My first paying job was babysitting - but Ang Lawrence saw that coming when she set up this challenge - and babysitting isn't allowed. It's too bad, too, because I had a sweet deal going with that job. Once upon a time, about a hundred years ago, I was a competitive ice skater. I babysat my skating coach's insanely cute girls every Thursday while she and her husband when to Bible study. I got to eat macaroni and cheese to my heart's content - and did I mention how cute these girls were? Okay. I got it in. It was against the rules, but I feel better. I guess I'm feeling rebellious today.
I think the first job I had was after my parents and I moved up to Evergreen. I worked part time at a Mexican restaurant downtown. It was called The Evergreen Inn. I worked busing tables, hauling huge pitchers (back then I could carry four of them in each hand, full of both ice and water) from the kitchen to the dining room, and helping the wait staff which was always woefully understaffed. I wasn't hired as a waitress, but I wound up being one. I took orders for all but alcohol. My boss at the time wasn't a huge stickler for the rules, but one of the waitresses, grateful that I was trying to make her load a little lighter, made sure to keep my under-aged self away from the bar. My hair and every article of clothing I owned smelled like cigarette smoke and salsa, but waiting tables at the Evergreen Inn was a pretty damn good job.
|I couldn't find a photo of the restaurant, but it resided in downtown Evergreen.|

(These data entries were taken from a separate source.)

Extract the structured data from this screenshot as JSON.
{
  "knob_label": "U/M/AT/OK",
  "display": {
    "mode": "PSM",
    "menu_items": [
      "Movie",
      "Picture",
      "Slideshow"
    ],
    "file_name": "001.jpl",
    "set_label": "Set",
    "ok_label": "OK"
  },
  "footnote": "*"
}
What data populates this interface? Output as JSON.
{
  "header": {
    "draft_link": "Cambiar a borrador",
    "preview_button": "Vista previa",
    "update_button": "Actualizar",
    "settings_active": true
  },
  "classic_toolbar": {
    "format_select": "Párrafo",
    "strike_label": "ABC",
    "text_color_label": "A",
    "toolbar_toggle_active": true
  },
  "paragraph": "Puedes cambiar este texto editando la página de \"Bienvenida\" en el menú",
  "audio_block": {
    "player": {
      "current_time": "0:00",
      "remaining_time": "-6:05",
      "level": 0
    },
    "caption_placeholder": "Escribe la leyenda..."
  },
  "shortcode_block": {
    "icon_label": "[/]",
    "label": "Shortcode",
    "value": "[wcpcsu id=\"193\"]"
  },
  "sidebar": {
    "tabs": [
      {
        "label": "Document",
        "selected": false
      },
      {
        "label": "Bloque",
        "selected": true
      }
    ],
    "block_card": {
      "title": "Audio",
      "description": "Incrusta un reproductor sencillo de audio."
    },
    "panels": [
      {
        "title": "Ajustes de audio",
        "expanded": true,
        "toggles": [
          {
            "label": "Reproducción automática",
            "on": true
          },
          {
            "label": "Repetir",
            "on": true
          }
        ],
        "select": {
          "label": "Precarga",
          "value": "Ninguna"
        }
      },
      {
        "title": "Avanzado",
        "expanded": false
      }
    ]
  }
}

During the summer between my sophomore and my junior year in high school I worked an 11 - 2 lunch shift at the restaurant during the week, and then Saturday nights and brunch on Sundays. I rode my bike up and down Upper Bear Creek, which would most likely kill me now, but I was seventeen back then, skating all the time and in good physical shape.
There was a cook there, a girl who shall remain nameless, who scared the hell out of me. I've always been quiet, never one to cause trouble. I'm more of a what can I do for you, keep the peace kind of person - and I probably seem meek to a lot of people, especially to those with much more outgoing personalities. This girl was definitely a take charge kind of person. No one messed with her. She told me what to do and I did it. She'd been there a hell of a lot longer than I had been, and she knew the ropes. For a long time I thought she really disliked me, but after I'd been there for a few weeks, she started making food for me. I particularly liked the Sunday brunch shift - not only because the tips were always great, but because this cook would always have a plate full of tater tot kinda things (only better) covered in cheese sauce for me when the rush finally died down. She was always exceptionally gruff and short tempered around me, but every other employee had to jump through hoops to get the cooks to make food for them. She never made me to that.
I think waiting tables is a job everyone should have. It's hard work. People are rude. They often look down on those working in food service - a dangerous practice if you ask me. How wise is it to piss off someone who handles your food? I made quite a bit of money for someone my age, and I learned a lot. The Evergreen Inn is still there - at least the building is - but it's changed hands and names a multitude of times. Whenever I go up to visit my parents and I drive through downtown Evergreen, I smile when I see my old stomping grounds. I am happy to have worked there.